ompleted in 2018, the Waterside project in Falmouth, MA was a full renovation of a historic 1860’s carriage house into a spectacular summer retreat for a family who spends nine months of the year overseas. What made this project spectacular is the care and detail that went into the repurposing of architectural design elements such as barn doors, rod-iron horse stall dividers, and even a copper water spigot from the original structure that was used to house the family’s horses.
Many Cape Cod historic structures were built on a small footprint, thus creating a design challenge for a modern family. Although Waterside is situated on a beautiful lot with ocean views from every room, the width of the original carriage house was roughly 40′ wide. This challenge presented our architectural designers with an opportunity for creative uses of available space. A dual-purpose pantry/passageway lined with Longfellow custom cabinetry from the kitchen to the main entry and a 10.6″ long kitchen island, sporting a curved dark walnut island top with a marine oil finish both add character and charm to the home
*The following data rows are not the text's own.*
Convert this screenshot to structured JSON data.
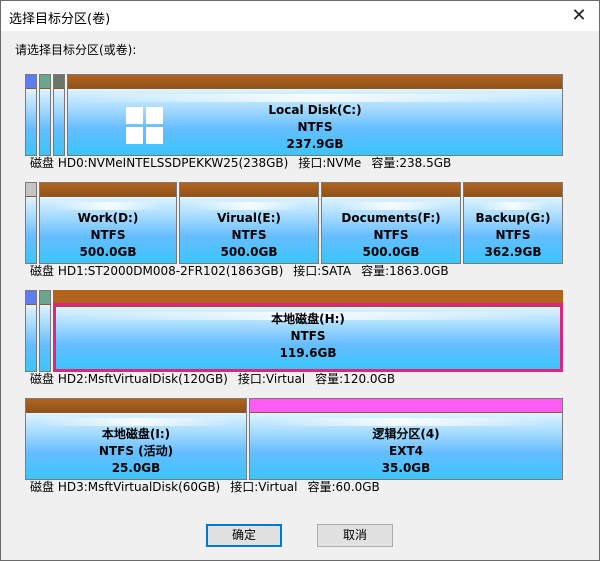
{
  "window": {
    "title": "选择目标分区(卷)",
    "close_glyph": "✕"
  },
  "prompt": "请选择目标分区(或卷):",
  "disks": [
    {
      "partitions": [
        {
          "name": "Local Disk(C:)",
          "fs": "NTFS",
          "size": "237.9GB"
        }
      ],
      "info": {
        "disk": "磁盘 HD0:NVMeINTELSSDPEKKW25(238GB)",
        "iface": "接口:NVMe",
        "capacity": "容量:238.5GB"
      }
    },
    {
      "partitions": [
        {
          "name": "Work(D:)",
          "fs": "NTFS",
          "size": "500.0GB"
        },
        {
          "name": "Virual(E:)",
          "fs": "NTFS",
          "size": "500.0GB"
        },
        {
          "name": "Documents(F:)",
          "fs": "NTFS",
          "size": "500.0GB"
        },
        {
          "name": "Backup(G:)",
          "fs": "NTFS",
          "size": "362.9GB"
        }
      ],
      "info": {
        "disk": "磁盘 HD1:ST2000DM008-2FR102(1863GB)",
        "iface": "接口:SATA",
        "capacity": "容量:1863.0GB"
      }
    },
    {
      "partitions": [
        {
          "name": "本地磁盘(H:)",
          "fs": "NTFS",
          "size": "119.6GB",
          "selected": true
        }
      ],
      "info": {
        "disk": "磁盘 HD2:MsftVirtualDisk(120GB)",
        "iface": "接口:Virtual",
        "capacity": "容量:120.0GB"
      }
    },
    {
      "partitions": [
        {
          "name": "本地磁盘(I:)",
          "fs": "NTFS (活动)",
          "size": "25.0GB"
        },
        {
          "name": "逻辑分区(4)",
          "fs": "EXT4",
          "size": "35.0GB"
        }
      ],
      "info": {
        "disk": "磁盘 HD3:MsftVirtualDisk(60GB)",
        "iface": "接口:Virtual",
        "capacity": "容量:60.0GB"
      }
    }
  ],
  "buttons": {
    "ok": "确定",
    "cancel": "取消"
  },
  "colors": {
    "selected_border": "#e0267a",
    "ext4_band": "#ff5cf4",
    "primary_band": "#b2641e"
  }
}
Working with our designers, homeowners chose beautiful natural materials and finishes that work well with the original rustic, brick and rod iron elements such as a copper range hood and pendant lamps while also maintaining a contemporary updated feel.
A guest suite is connected to the main house with a bookcase lined corridor reminiscent of a ship’s gangway. The guest kitchen island and bathroom vanity both provide a refreshing pop of color with Ralph Loren Club Navy – Riveling the blue of adjacent Vineyard Sound.
James Madison Beebe was a dry goods magnate from Boston and in 1866 Eben Jordan of the famed Jordan Marsh bought his business. James Beebe passed on in 1875 and his children created a hundred acre farm on Shore Street and built Waterside in 1876 overlooking vineyard sound. The farm was broken up for development in 1932. Beebe’s daughter Frances married George J. Fiske, a former business partner of her father, and had two children, of whom we know very little. Frances, a widow by 1868, inherited a summer home off Shore Street in Falmouth from her father’s estate. It is the large red shingle-style “cottage” (Waterside) that still fronts Vineyard Sound today. There is no record that she had much else to do with the Beebe family.